App and web page records —
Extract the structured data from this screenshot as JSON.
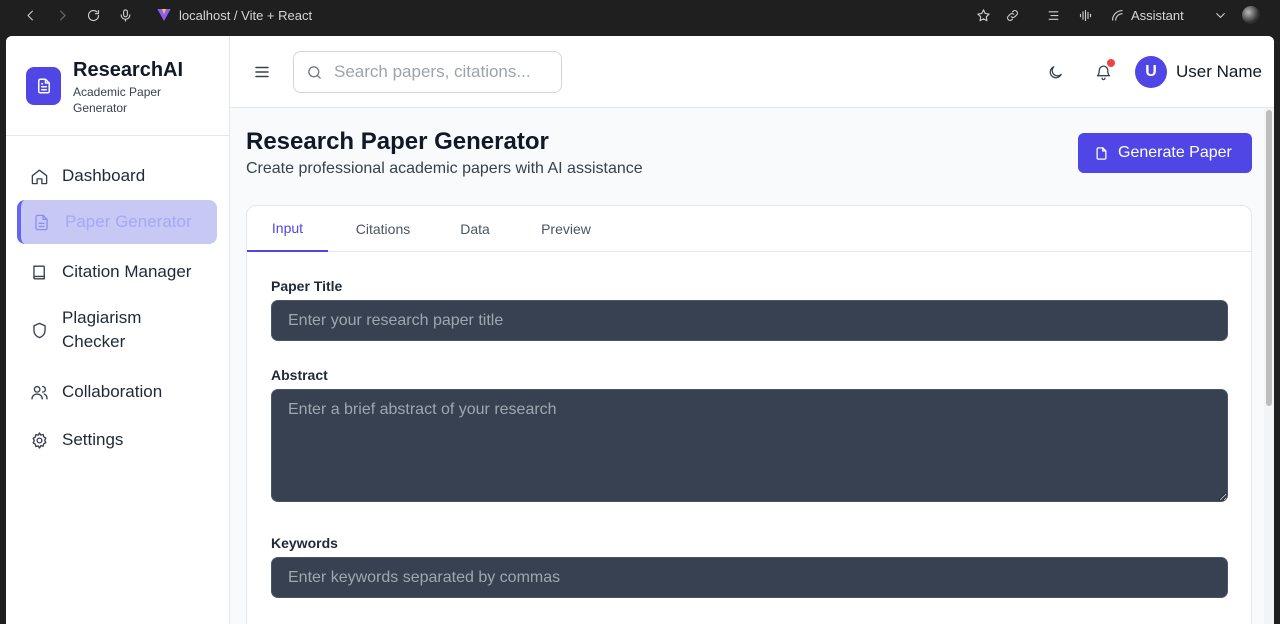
{
  "browser": {
    "url_text": "localhost / Vite + React",
    "assistant_label": "Assistant"
  },
  "brand": {
    "title": "ResearchAI",
    "subtitle": "Academic Paper Generator",
    "color": "#4f46e5"
  },
  "sidebar": {
    "items": [
      {
        "label": "Dashboard",
        "icon": "home-icon"
      },
      {
        "label": "Paper Generator",
        "icon": "document-icon",
        "active": true
      },
      {
        "label": "Citation Manager",
        "icon": "book-icon"
      },
      {
        "label": "Plagiarism Checker",
        "icon": "shield-icon"
      },
      {
        "label": "Collaboration",
        "icon": "users-icon"
      },
      {
        "label": "Settings",
        "icon": "gear-icon"
      }
    ]
  },
  "header": {
    "search_placeholder": "Search papers, citations...",
    "user_initial": "U",
    "user_name": "User Name"
  },
  "main": {
    "title": "Research Paper Generator",
    "subtitle": "Create professional academic papers with AI assistance",
    "generate_label": "Generate Paper",
    "tabs": [
      {
        "label": "Input",
        "active": true
      },
      {
        "label": "Citations"
      },
      {
        "label": "Data"
      },
      {
        "label": "Preview"
      }
    ],
    "fields": {
      "title_label": "Paper Title",
      "title_placeholder": "Enter your research paper title",
      "abstract_label": "Abstract",
      "abstract_placeholder": "Enter a brief abstract of your research",
      "keywords_label": "Keywords",
      "keywords_placeholder": "Enter keywords separated by commas"
    }
  }
}
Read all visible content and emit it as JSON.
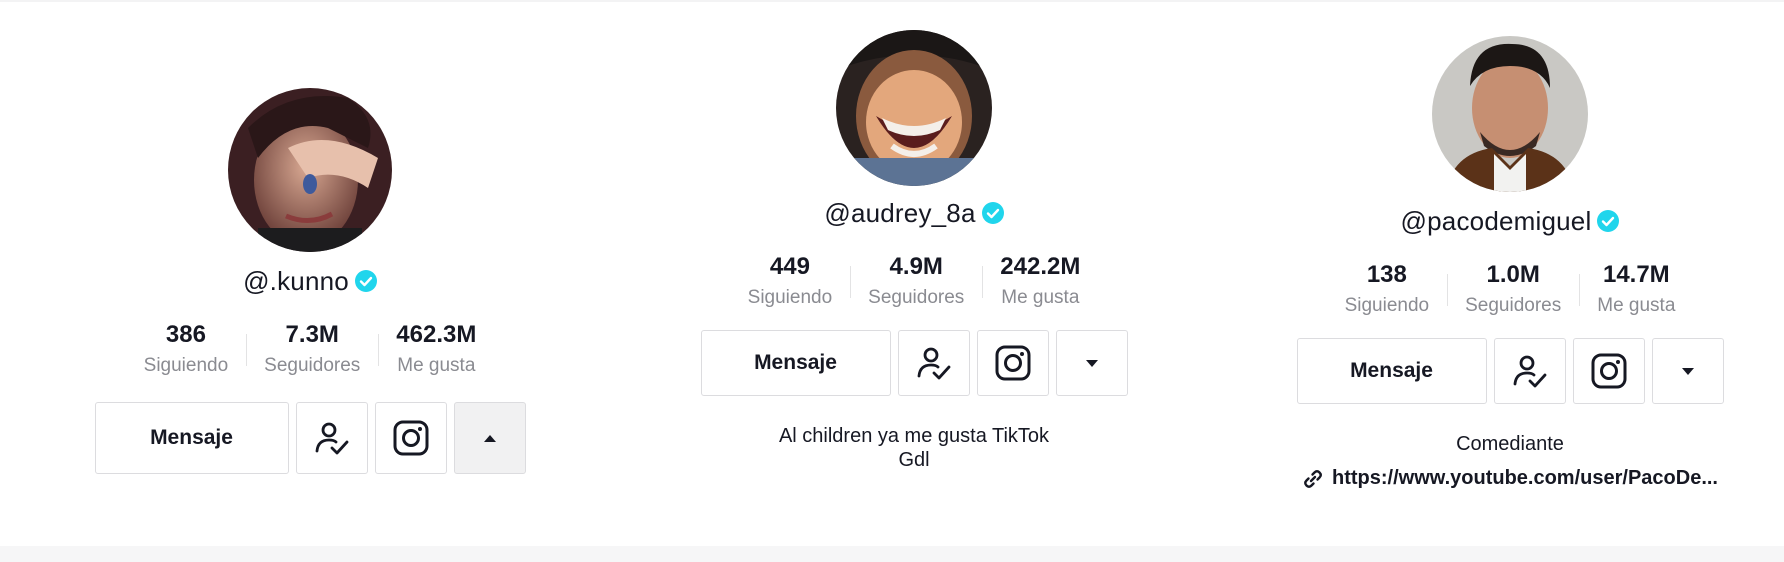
{
  "profiles": [
    {
      "handle": "@.kunno",
      "verified": true,
      "stats": [
        {
          "value": "386",
          "label": "Siguiendo"
        },
        {
          "value": "7.3M",
          "label": "Seguidores"
        },
        {
          "value": "462.3M",
          "label": "Me gusta"
        }
      ],
      "actions": {
        "message_label": "Mensaje",
        "following_icon": "user-check-icon",
        "instagram_icon": "instagram-icon",
        "toggle_icon": "caret-up-icon"
      }
    },
    {
      "handle": "@audrey_8a",
      "verified": true,
      "stats": [
        {
          "value": "449",
          "label": "Siguiendo"
        },
        {
          "value": "4.9M",
          "label": "Seguidores"
        },
        {
          "value": "242.2M",
          "label": "Me gusta"
        }
      ],
      "actions": {
        "message_label": "Mensaje",
        "following_icon": "user-check-icon",
        "instagram_icon": "instagram-icon",
        "toggle_icon": "caret-down-icon"
      },
      "bio": [
        "Al children ya me gusta TikTok",
        "Gdl"
      ]
    },
    {
      "handle": "@pacodemiguel",
      "verified": true,
      "stats": [
        {
          "value": "138",
          "label": "Siguiendo"
        },
        {
          "value": "1.0M",
          "label": "Seguidores"
        },
        {
          "value": "14.7M",
          "label": "Me gusta"
        }
      ],
      "actions": {
        "message_label": "Mensaje",
        "following_icon": "user-check-icon",
        "instagram_icon": "instagram-icon",
        "toggle_icon": "caret-down-icon"
      },
      "bio": [
        "Comediante"
      ],
      "link": "https://www.youtube.com/user/PacoDe..."
    }
  ],
  "colors": {
    "verified": "#20d5ec",
    "text": "#161823",
    "muted": "#8a8b91",
    "border": "#dcdcdf"
  }
}
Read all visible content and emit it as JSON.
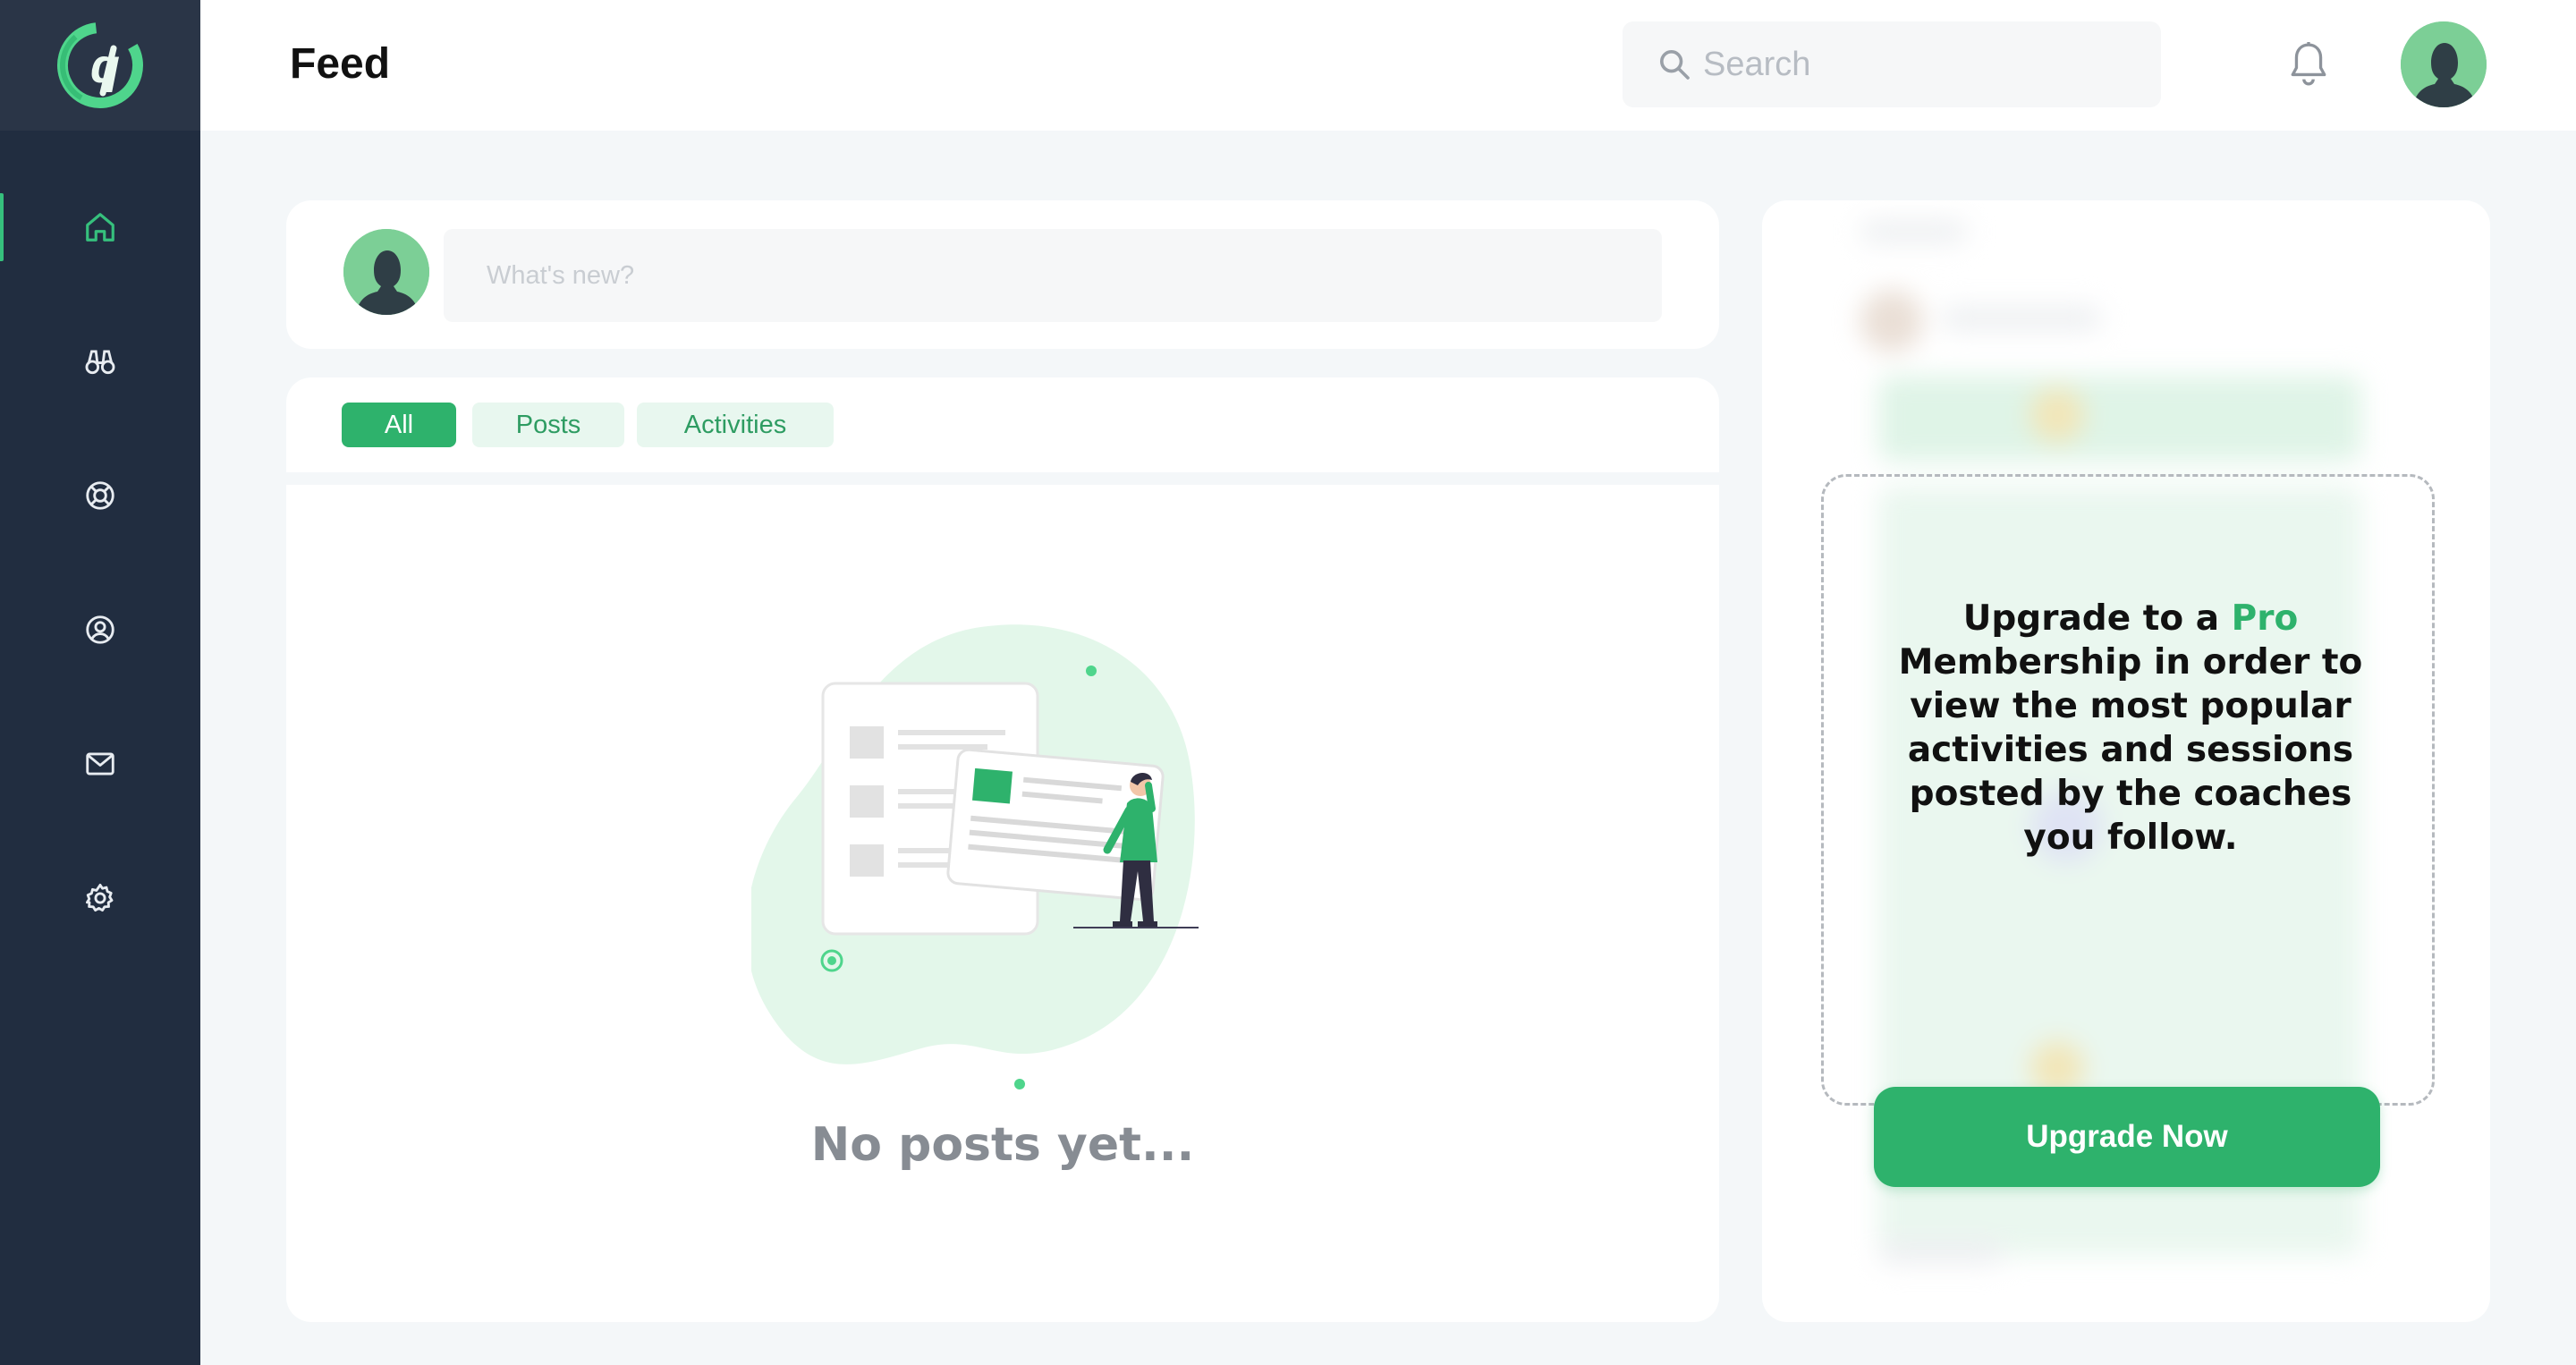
{
  "header": {
    "title": "Feed"
  },
  "search": {
    "placeholder": "Search"
  },
  "composer": {
    "placeholder": "What's new?"
  },
  "tabs": [
    {
      "label": "All",
      "active": true
    },
    {
      "label": "Posts",
      "active": false
    },
    {
      "label": "Activities",
      "active": false
    }
  ],
  "feed": {
    "empty_text": "No posts yet..."
  },
  "promo": {
    "text_before": "Upgrade to a ",
    "highlight": "Pro",
    "text_after": " Membership in order to view the most popular activities and sessions posted by the coaches you follow.",
    "button_label": "Upgrade Now"
  },
  "sidebar": {
    "items": [
      {
        "icon": "home-icon",
        "active": true
      },
      {
        "icon": "binoculars-icon",
        "active": false
      },
      {
        "icon": "lifebuoy-icon",
        "active": false
      },
      {
        "icon": "profile-icon",
        "active": false
      },
      {
        "icon": "mail-icon",
        "active": false
      },
      {
        "icon": "settings-icon",
        "active": false
      }
    ]
  },
  "colors": {
    "accent": "#2eb26c",
    "sidebar": "#212d40",
    "background": "#f4f7f9"
  }
}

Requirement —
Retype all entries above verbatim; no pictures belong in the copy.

Result of the task —
Extract the structured data from this screenshot as JSON.
{
  "browser": {
    "url_text": "localhost / Vite + React",
    "assistant_label": "Assistant"
  },
  "brand": {
    "title": "ResearchAI",
    "subtitle": "Academic Paper Generator",
    "color": "#4f46e5"
  },
  "sidebar": {
    "items": [
      {
        "label": "Dashboard",
        "icon": "home-icon"
      },
      {
        "label": "Paper Generator",
        "icon": "document-icon",
        "active": true
      },
      {
        "label": "Citation Manager",
        "icon": "book-icon"
      },
      {
        "label": "Plagiarism Checker",
        "icon": "shield-icon"
      },
      {
        "label": "Collaboration",
        "icon": "users-icon"
      },
      {
        "label": "Settings",
        "icon": "gear-icon"
      }
    ]
  },
  "header": {
    "search_placeholder": "Search papers, citations...",
    "user_initial": "U",
    "user_name": "User Name"
  },
  "main": {
    "title": "Research Paper Generator",
    "subtitle": "Create professional academic papers with AI assistance",
    "generate_label": "Generate Paper",
    "tabs": [
      {
        "label": "Input",
        "active": true
      },
      {
        "label": "Citations"
      },
      {
        "label": "Data"
      },
      {
        "label": "Preview"
      }
    ],
    "fields": {
      "title_label": "Paper Title",
      "title_placeholder": "Enter your research paper title",
      "abstract_label": "Abstract",
      "abstract_placeholder": "Enter a brief abstract of your research",
      "keywords_label": "Keywords",
      "keywords_placeholder": "Enter keywords separated by commas"
    }
  }
}
Read all visible content and emit it as JSON.
{
  "profiles": [
    {
      "handle": "@.kunno",
      "verified": true,
      "stats": [
        {
          "value": "386",
          "label": "Siguiendo"
        },
        {
          "value": "7.3M",
          "label": "Seguidores"
        },
        {
          "value": "462.3M",
          "label": "Me gusta"
        }
      ],
      "actions": {
        "message_label": "Mensaje",
        "following_icon": "user-check-icon",
        "instagram_icon": "instagram-icon",
        "toggle_icon": "caret-up-icon"
      }
    },
    {
      "handle": "@audrey_8a",
      "verified": true,
      "stats": [
        {
          "value": "449",
          "label": "Siguiendo"
        },
        {
          "value": "4.9M",
          "label": "Seguidores"
        },
        {
          "value": "242.2M",
          "label": "Me gusta"
        }
      ],
      "actions": {
        "message_label": "Mensaje",
        "following_icon": "user-check-icon",
        "instagram_icon": "instagram-icon",
        "toggle_icon": "caret-down-icon"
      },
      "bio": [
        "Al children ya me gusta TikTok",
        "Gdl"
      ]
    },
    {
      "handle": "@pacodemiguel",
      "verified": true,
      "stats": [
        {
          "value": "138",
          "label": "Siguiendo"
        },
        {
          "value": "1.0M",
          "label": "Seguidores"
        },
        {
          "value": "14.7M",
          "label": "Me gusta"
        }
      ],
      "actions": {
        "message_label": "Mensaje",
        "following_icon": "user-check-icon",
        "instagram_icon": "instagram-icon",
        "toggle_icon": "caret-down-icon"
      },
      "bio": [
        "Comediante"
      ],
      "link": "https://www.youtube.com/user/PacoDe..."
    }
  ],
  "colors": {
    "verified": "#20d5ec",
    "text": "#161823",
    "muted": "#8a8b91",
    "border": "#dcdcdf"
  }
}
Read all visible content and emit it as JSON.
{
  "header": {
    "title": "Feed"
  },
  "search": {
    "placeholder": "Search"
  },
  "composer": {
    "placeholder": "What's new?"
  },
  "tabs": [
    {
      "label": "All",
      "active": true
    },
    {
      "label": "Posts",
      "active": false
    },
    {
      "label": "Activities",
      "active": false
    }
  ],
  "feed": {
    "empty_text": "No posts yet..."
  },
  "promo": {
    "text_before": "Upgrade to a ",
    "highlight": "Pro",
    "text_after": " Membership in order to view the most popular activities and sessions posted by the coaches you follow.",
    "button_label": "Upgrade Now"
  },
  "sidebar": {
    "items": [
      {
        "icon": "home-icon",
        "active": true
      },
      {
        "icon": "binoculars-icon",
        "active": false
      },
      {
        "icon": "lifebuoy-icon",
        "active": false
      },
      {
        "icon": "profile-icon",
        "active": false
      },
      {
        "icon": "mail-icon",
        "active": false
      },
      {
        "icon": "settings-icon",
        "active": false
      }
    ]
  },
  "colors": {
    "accent": "#2eb26c",
    "sidebar": "#212d40",
    "background": "#f4f7f9"
  }
}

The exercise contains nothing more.